An unassuming chip, labeled VTI 73192 E4002, lurks within the Atari compatibility products of the 1980s that made Coleco and other video game consoles compatible with the Atari 2600. Here’s what that chip does and why it was important.
What the VTI 73192 E4002 does
Other consoles of the day were built from off the shelf parts. The Atari 2600 was mostly off the shelf parts. It had a 6507 CPU and a 6532 RIOT chip providing memory and I/O. Both are standard off the shelf parts that several companies could supply in the 1980s. Nothing about those two chips was exclusive to Atari.
The only chip that was a problem for anyone wanting to clone Atari was the TIA. The Television Interface Adapter. Atari’s part numbers for the chip were CO10444 and CO11903.
The TIA was Jay Miner’s audio/video chip, and it’s the heart and soul of the Atari 2600. Anything wanting to be compatible with the Atari 2600 needed that chip, or a perfect copy, to function properly. Otherwise it would glitch or crash on all but the simplest games.
The TIA was Atari property. It dated to 1977, so its patents wouldn’t expire until 1994.
Some people have speculated that so many companies made the TIA for Atari that it was a de facto off the shelf part. That is incorrect. It was still Atari’s design, so anyone seeking to sell it to someone other than Atari needed Atari’s permission.
Coleco sourced a clone from another company, VTI, later known as VLSI Technology Inc.
How VTI got around Atari’s patents
It’s unclear whether Coleco or VTI did the actual design work, but VTI also sold the same chip to Mattel for their 2600 compatibility module for the Intellivision console. The TIA clone accounted for 69% of VTI’s revenue in 1982, according to the trade publication Electronic Business Today.
This chip was the basis of the Coleco Gemini game console, the Coleco Expansion Module #1 for the Coleco Vision that added 2600 compatibility, and Mattel System Changer. No doubt Cardco would have used it in the Cardapter 1 compatibility module for the Commodore VIC-20 as well.

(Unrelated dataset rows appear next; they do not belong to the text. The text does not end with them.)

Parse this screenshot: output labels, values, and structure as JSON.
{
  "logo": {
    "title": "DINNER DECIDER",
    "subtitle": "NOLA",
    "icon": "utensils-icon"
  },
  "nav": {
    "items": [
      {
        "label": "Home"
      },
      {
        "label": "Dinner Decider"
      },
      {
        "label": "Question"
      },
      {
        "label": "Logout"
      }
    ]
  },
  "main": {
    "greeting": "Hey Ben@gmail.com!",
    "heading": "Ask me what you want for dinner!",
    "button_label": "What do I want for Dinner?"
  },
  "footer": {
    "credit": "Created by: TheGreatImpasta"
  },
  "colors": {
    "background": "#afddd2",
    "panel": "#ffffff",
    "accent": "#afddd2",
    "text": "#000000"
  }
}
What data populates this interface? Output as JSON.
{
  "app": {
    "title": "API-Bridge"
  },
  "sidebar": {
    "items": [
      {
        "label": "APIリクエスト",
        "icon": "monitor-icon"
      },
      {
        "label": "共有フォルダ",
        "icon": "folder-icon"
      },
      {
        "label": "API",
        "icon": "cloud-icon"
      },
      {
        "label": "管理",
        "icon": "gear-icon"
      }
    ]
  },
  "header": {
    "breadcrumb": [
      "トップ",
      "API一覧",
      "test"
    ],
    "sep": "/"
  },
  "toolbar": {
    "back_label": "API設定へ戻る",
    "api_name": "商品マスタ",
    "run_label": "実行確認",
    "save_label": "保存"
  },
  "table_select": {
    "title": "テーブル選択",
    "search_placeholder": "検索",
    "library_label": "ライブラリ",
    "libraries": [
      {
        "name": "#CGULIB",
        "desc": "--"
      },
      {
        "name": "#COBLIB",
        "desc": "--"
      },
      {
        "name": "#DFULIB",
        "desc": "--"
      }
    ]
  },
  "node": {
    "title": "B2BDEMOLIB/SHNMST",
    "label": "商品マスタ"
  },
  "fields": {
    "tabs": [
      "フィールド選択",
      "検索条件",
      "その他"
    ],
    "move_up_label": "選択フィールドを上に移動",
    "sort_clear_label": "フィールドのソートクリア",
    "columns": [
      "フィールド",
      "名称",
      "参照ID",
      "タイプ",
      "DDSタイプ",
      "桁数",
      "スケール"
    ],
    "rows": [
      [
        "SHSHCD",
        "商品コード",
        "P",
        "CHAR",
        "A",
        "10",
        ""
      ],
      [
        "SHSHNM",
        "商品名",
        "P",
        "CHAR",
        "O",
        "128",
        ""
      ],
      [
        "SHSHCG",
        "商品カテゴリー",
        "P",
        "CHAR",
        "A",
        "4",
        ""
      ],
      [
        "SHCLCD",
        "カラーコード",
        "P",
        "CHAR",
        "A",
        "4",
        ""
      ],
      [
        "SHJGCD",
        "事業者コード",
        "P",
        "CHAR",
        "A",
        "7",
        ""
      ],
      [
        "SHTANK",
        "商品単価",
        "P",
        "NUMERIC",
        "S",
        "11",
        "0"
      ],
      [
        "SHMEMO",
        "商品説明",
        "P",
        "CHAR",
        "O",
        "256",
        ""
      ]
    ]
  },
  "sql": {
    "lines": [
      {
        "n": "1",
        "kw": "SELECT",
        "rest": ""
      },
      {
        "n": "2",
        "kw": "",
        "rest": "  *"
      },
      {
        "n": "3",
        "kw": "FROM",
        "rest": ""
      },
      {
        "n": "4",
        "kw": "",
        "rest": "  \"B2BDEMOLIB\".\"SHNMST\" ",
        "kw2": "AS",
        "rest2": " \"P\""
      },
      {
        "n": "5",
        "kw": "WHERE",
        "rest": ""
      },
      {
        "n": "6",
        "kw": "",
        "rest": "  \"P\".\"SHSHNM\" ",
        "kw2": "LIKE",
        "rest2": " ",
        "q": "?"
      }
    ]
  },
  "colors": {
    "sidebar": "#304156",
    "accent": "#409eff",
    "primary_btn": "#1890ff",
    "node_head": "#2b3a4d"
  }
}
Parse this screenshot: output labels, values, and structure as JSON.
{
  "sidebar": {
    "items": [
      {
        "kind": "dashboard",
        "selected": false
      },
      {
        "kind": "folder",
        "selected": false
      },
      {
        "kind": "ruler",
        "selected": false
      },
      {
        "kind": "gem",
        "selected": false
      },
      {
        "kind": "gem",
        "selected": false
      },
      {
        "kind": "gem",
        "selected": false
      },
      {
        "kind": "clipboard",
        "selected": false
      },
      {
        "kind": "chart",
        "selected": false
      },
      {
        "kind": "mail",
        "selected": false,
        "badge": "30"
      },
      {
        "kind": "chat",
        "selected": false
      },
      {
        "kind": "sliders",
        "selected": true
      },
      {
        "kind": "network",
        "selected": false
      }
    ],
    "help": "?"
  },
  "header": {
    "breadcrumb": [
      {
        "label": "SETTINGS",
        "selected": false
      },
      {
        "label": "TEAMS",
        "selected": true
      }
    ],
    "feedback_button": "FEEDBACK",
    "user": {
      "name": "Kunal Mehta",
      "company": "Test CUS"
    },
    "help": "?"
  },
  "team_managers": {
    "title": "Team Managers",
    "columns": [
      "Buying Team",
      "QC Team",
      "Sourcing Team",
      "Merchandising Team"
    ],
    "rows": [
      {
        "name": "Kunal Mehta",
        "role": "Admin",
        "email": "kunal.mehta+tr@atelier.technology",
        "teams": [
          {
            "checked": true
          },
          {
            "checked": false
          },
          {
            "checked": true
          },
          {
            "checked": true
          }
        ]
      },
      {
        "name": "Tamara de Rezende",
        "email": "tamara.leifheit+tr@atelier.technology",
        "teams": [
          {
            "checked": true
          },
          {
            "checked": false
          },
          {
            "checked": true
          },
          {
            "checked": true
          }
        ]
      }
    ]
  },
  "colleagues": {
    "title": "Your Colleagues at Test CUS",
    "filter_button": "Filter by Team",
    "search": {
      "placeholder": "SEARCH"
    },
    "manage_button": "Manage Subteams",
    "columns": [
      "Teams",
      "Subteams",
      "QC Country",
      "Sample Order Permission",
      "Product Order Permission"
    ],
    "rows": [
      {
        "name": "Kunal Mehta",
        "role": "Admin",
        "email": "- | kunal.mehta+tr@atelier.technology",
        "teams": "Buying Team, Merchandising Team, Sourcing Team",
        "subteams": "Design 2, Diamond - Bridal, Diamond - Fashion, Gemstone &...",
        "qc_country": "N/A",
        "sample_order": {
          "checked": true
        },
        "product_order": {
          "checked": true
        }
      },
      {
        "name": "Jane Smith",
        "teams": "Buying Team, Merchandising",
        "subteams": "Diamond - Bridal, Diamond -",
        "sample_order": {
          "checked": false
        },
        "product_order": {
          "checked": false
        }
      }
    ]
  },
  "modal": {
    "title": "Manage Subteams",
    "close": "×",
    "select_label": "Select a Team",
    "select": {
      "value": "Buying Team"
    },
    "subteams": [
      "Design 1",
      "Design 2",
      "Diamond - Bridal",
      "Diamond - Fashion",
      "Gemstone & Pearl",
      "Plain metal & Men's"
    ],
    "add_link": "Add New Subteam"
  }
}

By the accounts I can find, VTI’s clone was more of an outright copy. The design basically sliced Atari’s design into four pieces and moved them around. It wasn’t a true clean-room reimplementation, the way Compaq cloned IBM’s PC. As such, it presented considerable risk of legal problems. If a lawyer could convince a judge that slicing a chip into four quadrants and moving the quadrants around and calling it your own was the same as simply rearranging the chapters of a book and calling it your own, the game was over.
So the short answer is VTI didn’t do much to get around the patents. They just copied and obfuscated Atari’s design.
The result was better than 99% compatible with the original. A very small number of titles from late in the 2600’s lifespan had issues with the compatibility modules, mostly Tigervision titles. Usually it was a problem with the cartridge not fitting, but a small number reportedly don’t work even after an adapter resolves the fit and finish problem. Likely this is due to timing issues from rerouting connections on the chip die after slicing and rearranging the quadrants.
Atari sued Coleco for $350 million in December 1982, saying Coleco infringed on two of its patents. Coleco counter-sued for $500 million, claiming antitrust violations.
The two parties settled out of court in March 1983, with Coleco agreeing to pay Atari a licensing fee on the two patents. Atari decided it would be more profitable, or at least less risky, to let Coleco sell the Gemini and the expansion module and collect royalty payments. Coleco was on shaky legal ground, but Atari didn’t need antitrust issues.
What about Mattel?
Atari never sued Mattel. Mattel held that its Intellivision System Changer, the Atari 2600 compatibility module for the Intellivision console, used off the shelf parts. They obscured the design by soldering wafers directly to the board and covering them with epoxy blobs.
This made it harder for Atari to prove where Mattel was getting parts. Atari probably decided going after Mattel would cost more than they could get, given the declining sales of the 2600 console by mid 1983.
Atari could have subpoenaed VTI, but by then, Atari was using VTI to reimplement the TIA in a successor chip. Taking legal action against a business partner would have put the 7800 console in jeopardy.
Modern Atari 2600 clones are less of a problem, since the patents expired in 1994. They may use software emulation, or they may reimplement all three chips as a system on a chip design.